Locate the string "privada" in the listing below. Copy every line where it is found.

DATA START

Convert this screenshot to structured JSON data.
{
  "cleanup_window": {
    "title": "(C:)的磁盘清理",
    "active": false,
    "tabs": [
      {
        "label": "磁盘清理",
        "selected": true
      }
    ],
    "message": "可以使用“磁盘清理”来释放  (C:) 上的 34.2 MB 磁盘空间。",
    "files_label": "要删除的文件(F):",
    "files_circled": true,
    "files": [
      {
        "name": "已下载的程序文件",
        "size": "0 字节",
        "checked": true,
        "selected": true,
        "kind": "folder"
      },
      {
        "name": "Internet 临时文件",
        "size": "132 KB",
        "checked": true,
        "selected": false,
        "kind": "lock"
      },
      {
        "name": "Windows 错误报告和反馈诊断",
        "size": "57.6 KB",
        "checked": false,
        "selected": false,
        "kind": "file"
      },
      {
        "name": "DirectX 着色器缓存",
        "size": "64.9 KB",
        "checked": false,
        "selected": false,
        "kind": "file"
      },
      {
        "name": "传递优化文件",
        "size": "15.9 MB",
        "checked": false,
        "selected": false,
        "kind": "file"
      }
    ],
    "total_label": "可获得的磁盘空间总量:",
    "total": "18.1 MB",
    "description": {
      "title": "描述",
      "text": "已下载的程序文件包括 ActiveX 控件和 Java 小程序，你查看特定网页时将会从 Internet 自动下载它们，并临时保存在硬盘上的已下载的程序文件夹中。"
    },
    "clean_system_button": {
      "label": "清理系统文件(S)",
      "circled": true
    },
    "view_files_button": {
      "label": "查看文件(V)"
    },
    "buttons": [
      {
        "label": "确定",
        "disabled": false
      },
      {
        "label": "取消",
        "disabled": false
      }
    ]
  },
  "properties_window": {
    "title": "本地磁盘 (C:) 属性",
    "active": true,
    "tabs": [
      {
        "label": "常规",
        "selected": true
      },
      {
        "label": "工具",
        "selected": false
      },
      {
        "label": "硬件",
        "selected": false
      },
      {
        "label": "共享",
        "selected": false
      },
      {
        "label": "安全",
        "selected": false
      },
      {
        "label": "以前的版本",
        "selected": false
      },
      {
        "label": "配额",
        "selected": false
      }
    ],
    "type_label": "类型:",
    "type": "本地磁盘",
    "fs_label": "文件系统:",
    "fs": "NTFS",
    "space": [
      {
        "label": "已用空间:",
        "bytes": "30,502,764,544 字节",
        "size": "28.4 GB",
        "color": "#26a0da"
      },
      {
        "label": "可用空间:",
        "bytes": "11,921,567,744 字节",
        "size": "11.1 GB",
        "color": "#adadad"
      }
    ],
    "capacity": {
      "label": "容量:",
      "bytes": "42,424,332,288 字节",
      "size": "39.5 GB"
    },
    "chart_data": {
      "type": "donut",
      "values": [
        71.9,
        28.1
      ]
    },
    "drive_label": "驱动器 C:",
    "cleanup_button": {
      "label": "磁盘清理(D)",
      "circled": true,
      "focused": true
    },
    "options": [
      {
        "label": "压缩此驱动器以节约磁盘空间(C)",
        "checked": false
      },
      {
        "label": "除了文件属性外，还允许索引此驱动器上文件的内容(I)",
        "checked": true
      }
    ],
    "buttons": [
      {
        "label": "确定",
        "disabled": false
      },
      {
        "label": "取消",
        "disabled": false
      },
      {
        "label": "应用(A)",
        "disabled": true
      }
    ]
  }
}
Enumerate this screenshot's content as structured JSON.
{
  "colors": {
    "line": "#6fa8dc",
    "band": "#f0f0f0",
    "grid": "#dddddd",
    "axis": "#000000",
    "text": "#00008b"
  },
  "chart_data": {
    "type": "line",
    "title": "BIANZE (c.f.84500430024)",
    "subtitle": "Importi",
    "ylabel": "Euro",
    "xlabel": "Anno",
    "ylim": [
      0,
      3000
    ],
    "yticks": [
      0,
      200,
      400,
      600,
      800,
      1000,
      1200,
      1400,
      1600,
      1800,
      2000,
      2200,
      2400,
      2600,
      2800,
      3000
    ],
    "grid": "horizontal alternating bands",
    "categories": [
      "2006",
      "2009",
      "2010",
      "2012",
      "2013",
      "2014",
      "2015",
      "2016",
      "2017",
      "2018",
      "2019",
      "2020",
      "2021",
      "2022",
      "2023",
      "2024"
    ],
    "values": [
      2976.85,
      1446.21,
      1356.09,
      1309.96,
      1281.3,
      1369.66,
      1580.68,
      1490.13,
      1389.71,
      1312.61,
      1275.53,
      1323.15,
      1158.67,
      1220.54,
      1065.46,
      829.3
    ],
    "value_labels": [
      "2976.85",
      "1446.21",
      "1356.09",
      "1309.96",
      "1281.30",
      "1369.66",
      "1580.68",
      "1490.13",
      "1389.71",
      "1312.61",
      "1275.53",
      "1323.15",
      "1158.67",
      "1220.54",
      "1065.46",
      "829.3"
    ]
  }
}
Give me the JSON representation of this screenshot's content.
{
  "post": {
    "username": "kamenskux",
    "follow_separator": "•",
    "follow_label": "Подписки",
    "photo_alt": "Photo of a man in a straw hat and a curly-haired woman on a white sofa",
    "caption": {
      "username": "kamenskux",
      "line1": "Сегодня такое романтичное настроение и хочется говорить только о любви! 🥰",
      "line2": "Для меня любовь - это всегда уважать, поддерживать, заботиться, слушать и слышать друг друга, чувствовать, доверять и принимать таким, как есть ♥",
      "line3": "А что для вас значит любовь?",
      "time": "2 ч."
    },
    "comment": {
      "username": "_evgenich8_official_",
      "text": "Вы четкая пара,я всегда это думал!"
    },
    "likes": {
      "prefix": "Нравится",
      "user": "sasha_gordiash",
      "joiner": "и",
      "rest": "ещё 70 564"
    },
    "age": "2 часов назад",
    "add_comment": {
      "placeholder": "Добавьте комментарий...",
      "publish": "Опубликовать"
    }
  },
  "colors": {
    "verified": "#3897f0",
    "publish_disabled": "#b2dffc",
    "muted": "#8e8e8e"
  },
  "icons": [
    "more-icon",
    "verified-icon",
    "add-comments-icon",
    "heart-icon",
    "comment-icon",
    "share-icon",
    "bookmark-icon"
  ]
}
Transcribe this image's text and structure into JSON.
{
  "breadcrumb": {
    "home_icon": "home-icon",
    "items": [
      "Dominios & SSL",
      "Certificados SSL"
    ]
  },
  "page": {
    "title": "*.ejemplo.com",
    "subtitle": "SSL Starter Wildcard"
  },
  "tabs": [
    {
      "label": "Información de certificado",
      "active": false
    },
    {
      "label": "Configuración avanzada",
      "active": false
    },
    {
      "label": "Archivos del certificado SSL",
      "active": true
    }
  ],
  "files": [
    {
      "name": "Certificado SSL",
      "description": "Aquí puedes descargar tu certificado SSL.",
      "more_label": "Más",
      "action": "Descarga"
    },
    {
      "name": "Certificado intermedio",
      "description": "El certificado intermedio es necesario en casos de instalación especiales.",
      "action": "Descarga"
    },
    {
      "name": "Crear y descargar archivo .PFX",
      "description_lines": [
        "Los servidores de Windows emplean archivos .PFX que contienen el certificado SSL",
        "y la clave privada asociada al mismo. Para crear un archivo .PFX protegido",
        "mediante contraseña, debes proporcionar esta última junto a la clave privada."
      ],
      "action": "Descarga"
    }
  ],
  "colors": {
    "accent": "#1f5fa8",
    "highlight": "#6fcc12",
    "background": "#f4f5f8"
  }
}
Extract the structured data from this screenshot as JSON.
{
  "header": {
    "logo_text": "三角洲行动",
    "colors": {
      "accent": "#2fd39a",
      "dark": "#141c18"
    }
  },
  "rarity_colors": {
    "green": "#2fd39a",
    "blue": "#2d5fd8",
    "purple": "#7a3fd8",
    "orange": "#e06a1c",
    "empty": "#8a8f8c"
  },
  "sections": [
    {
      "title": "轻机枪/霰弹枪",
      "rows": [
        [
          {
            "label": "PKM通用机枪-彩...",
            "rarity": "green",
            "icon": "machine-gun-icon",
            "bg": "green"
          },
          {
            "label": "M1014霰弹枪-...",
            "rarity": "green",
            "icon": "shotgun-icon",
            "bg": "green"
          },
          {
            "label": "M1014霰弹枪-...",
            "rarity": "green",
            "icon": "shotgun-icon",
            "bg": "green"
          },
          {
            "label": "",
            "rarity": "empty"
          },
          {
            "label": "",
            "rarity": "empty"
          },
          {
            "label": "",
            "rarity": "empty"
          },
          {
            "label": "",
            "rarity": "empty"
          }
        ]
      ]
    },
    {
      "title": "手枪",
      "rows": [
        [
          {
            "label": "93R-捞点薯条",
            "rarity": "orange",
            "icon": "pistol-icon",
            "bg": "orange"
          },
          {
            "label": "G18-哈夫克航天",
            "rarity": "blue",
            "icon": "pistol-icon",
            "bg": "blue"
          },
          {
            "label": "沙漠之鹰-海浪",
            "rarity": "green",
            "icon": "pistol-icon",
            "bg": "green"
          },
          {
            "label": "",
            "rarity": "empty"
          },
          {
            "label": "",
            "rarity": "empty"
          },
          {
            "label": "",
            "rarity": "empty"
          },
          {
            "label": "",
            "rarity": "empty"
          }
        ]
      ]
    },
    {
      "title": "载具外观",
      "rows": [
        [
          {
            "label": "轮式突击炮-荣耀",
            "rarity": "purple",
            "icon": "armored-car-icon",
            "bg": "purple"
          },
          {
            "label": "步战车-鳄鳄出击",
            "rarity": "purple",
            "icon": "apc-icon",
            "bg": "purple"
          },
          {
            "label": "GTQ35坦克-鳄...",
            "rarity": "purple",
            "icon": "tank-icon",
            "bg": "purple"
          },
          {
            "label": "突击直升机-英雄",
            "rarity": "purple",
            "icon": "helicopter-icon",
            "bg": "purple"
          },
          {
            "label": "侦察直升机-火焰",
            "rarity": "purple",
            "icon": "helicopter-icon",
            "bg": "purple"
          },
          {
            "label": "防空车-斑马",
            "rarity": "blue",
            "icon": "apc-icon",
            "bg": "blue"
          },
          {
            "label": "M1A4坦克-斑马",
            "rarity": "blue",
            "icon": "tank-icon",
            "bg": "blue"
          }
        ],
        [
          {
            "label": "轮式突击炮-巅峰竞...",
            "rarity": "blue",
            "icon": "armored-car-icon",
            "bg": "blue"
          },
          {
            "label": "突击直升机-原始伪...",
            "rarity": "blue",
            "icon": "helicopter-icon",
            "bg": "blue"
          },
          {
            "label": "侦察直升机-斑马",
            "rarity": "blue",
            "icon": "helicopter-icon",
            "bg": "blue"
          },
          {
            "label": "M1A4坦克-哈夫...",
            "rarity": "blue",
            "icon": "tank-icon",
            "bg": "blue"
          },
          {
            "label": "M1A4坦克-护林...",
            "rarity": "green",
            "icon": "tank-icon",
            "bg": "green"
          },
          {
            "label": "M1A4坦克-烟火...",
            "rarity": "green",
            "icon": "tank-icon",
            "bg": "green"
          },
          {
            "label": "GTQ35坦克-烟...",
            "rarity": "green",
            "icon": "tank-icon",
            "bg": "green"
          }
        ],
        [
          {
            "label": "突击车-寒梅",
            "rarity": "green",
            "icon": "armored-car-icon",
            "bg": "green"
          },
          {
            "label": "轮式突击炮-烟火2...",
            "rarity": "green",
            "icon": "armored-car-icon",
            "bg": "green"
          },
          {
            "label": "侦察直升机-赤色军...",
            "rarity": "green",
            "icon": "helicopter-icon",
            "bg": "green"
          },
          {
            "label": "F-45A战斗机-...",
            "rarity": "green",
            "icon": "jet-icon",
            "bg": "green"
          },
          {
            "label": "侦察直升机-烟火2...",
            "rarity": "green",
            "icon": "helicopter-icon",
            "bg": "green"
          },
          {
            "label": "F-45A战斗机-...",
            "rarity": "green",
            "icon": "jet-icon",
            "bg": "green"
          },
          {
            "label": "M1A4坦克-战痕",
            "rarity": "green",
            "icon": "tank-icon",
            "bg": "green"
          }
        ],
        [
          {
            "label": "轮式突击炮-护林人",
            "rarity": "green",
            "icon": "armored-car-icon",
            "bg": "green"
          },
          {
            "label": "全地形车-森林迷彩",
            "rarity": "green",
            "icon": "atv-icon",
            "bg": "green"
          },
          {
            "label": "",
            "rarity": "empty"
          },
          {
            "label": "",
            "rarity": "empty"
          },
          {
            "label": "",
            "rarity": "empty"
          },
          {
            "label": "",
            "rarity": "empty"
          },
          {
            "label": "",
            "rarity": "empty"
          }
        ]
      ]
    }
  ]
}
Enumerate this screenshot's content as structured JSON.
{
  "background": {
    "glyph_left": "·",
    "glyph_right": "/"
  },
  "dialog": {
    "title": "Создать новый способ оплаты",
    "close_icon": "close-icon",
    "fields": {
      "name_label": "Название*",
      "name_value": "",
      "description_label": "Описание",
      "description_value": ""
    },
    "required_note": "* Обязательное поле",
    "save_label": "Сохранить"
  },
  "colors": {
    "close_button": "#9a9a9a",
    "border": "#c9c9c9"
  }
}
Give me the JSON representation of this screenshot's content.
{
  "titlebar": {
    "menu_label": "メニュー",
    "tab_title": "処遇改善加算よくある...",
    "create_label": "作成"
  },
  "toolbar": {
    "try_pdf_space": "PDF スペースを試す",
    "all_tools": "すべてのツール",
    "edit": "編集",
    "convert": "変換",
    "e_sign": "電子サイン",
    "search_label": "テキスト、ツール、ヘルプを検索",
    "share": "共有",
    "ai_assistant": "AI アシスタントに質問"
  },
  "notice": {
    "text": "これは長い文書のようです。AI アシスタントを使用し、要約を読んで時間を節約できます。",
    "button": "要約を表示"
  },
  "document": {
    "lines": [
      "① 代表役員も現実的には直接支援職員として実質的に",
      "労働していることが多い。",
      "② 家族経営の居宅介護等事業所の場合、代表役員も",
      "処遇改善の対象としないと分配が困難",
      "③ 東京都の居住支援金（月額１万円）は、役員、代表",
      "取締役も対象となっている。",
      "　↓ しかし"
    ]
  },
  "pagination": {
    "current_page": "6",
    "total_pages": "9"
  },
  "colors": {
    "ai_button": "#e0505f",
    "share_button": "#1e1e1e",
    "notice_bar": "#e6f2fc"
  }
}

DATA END

▶ _SOLUTION TO THIS EXERCISE_
        "y la clave privada asociada al mismo. Para crear un archivo .PFX protegido",
        "mediante contraseña, debes proporcionar esta última junto a la clave privada."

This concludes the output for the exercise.